He went on to explain that for men, it's simple. You may have a lot of acquaintances -- someone to watch the game with, someone to have a drink with -- and you may or may not invite them to your house.

But that does not equate to friendship. Your friend is that person who listens to your hopes, dreams, fears and baggage. This is that person you may not spend hours hanging out with, but that you call in a pinch. This is a treasured person who knows your family and is invited to your wedding.

For women, I don't think we tend to be this clearcut when it comes to friendship. Too often, women don't make this distinction, and as a result we end up sharing everything with everyone. Therein lies one of the reasons for drama associated with female friendships -- because these acquaintances have been promoted to a status that they don't deserve.

I enjoy going to the gym, for vanity first, health reasons second. I take an hour class where I let an instructor beat me up, and then I leave. Needless to say, you can become close to those who suffer along with you in class. So, you could say I have some gym friends.

In reality, these are not my friends. They don't know me. For one hour, we all are united in blood, sweat and tears. But at the end of the day, in a pinch, would I call one of these "friends" to bail me out? Likely not -- these folks are really acquaintances and don't know me outside of how many pushups and reps I do in class.

Why does this happen so much with women? Is it our consistent need to nurture the smallest nub into something worthwhile? There is nothing wrong with compartmentalizing and characterizing the relationships in our lives. Not every person you have a connection with is your friend.

So, ladies, please take a cue from men and realize that not everyone is your friend. It's really not a bad thing. Friendships are precious and when nurtured can make this joyous and bumpy ride called life even more fulfilling.

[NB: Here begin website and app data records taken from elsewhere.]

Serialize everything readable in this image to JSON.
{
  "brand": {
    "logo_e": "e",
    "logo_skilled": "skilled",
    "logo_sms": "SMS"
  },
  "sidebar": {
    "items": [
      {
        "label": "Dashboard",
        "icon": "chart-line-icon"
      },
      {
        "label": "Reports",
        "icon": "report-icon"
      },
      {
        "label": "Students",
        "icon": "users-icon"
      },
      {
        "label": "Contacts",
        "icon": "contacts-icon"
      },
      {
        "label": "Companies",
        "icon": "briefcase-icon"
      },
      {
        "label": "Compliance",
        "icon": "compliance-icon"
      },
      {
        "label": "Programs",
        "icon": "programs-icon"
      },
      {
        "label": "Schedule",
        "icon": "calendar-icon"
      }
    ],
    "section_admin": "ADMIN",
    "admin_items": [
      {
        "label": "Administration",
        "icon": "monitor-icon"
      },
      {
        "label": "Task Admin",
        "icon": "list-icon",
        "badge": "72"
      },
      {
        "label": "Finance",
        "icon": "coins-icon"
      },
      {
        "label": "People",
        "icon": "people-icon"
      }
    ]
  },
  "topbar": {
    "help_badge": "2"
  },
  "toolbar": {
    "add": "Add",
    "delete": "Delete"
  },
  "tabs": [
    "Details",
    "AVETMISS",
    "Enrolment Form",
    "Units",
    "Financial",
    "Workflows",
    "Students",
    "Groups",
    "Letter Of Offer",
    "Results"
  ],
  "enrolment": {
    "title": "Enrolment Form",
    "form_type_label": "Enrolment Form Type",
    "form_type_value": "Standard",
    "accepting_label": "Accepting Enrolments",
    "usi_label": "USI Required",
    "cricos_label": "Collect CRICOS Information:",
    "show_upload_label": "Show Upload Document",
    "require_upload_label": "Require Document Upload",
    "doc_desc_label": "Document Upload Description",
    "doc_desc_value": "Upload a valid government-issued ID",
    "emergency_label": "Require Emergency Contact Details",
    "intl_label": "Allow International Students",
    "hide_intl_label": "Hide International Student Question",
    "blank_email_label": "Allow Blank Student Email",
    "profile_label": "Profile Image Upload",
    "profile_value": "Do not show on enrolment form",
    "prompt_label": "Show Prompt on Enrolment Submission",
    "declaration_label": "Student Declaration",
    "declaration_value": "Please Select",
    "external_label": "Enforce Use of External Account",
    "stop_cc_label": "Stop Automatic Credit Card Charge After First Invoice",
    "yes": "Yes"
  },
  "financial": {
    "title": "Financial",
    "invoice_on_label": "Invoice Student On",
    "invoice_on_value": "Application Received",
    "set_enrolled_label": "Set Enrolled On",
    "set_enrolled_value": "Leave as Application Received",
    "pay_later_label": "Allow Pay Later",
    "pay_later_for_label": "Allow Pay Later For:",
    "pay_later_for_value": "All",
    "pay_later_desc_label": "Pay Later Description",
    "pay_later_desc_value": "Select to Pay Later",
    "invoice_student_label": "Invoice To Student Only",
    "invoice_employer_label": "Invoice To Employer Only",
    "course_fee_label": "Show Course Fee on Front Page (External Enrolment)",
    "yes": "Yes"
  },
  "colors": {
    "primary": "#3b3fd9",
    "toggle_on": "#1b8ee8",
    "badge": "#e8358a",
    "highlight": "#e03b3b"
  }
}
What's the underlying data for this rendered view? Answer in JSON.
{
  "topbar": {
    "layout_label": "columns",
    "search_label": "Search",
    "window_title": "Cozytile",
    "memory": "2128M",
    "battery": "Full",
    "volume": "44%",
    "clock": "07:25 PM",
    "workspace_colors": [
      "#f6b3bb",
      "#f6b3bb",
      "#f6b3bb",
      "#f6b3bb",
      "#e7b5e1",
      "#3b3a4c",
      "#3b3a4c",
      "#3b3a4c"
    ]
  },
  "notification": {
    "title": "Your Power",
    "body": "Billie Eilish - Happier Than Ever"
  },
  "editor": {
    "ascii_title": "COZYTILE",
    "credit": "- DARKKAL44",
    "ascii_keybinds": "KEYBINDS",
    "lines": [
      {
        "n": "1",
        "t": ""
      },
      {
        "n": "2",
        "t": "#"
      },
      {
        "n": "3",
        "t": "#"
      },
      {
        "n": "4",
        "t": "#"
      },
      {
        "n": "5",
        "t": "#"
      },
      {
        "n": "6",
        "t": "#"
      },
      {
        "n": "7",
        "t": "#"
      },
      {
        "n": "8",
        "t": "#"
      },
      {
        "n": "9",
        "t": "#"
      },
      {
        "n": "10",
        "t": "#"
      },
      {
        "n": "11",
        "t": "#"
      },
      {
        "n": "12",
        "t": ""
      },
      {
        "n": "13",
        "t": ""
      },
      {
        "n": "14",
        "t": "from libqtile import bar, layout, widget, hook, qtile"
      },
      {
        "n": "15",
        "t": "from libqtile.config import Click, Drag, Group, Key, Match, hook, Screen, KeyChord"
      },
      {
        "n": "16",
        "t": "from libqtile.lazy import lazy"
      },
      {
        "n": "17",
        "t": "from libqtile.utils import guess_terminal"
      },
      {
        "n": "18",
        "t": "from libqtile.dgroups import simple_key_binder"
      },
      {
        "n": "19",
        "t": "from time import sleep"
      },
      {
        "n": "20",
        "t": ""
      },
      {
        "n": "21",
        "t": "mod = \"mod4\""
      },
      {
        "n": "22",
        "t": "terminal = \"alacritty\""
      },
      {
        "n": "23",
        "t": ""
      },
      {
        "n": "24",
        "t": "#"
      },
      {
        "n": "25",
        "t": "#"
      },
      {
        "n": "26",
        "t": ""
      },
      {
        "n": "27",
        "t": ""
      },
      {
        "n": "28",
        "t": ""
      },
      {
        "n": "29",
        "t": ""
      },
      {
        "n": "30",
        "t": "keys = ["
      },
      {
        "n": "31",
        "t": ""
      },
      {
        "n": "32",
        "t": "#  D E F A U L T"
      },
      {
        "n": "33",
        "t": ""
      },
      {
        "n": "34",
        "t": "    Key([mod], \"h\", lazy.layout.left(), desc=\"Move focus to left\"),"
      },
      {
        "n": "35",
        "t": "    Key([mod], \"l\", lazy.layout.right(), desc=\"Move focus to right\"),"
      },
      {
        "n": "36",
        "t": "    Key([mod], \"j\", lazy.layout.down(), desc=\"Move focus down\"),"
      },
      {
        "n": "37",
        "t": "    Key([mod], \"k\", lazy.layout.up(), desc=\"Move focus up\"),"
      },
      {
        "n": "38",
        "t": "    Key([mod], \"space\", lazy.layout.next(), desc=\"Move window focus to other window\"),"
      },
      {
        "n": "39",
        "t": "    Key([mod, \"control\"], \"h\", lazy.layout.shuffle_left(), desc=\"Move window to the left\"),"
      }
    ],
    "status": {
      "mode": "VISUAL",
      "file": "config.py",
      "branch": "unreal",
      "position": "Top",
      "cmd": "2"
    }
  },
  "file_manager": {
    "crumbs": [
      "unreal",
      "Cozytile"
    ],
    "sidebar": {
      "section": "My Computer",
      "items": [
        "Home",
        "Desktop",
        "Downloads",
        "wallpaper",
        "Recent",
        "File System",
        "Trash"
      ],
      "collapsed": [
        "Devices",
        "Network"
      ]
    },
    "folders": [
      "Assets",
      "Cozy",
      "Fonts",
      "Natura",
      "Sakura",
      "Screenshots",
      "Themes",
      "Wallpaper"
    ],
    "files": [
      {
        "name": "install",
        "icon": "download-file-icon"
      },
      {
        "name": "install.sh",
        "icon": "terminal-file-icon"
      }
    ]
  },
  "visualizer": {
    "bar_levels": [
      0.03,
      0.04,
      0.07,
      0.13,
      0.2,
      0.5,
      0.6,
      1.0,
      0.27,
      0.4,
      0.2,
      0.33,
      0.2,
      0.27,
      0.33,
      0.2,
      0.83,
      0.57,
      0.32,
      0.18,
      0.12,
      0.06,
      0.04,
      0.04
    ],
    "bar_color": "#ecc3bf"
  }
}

Oddly enough, at the end of the conversation with my male friend, I turned to him and said "You know what? I just realized that you're really my boy."

Guess what? He was OK with that too.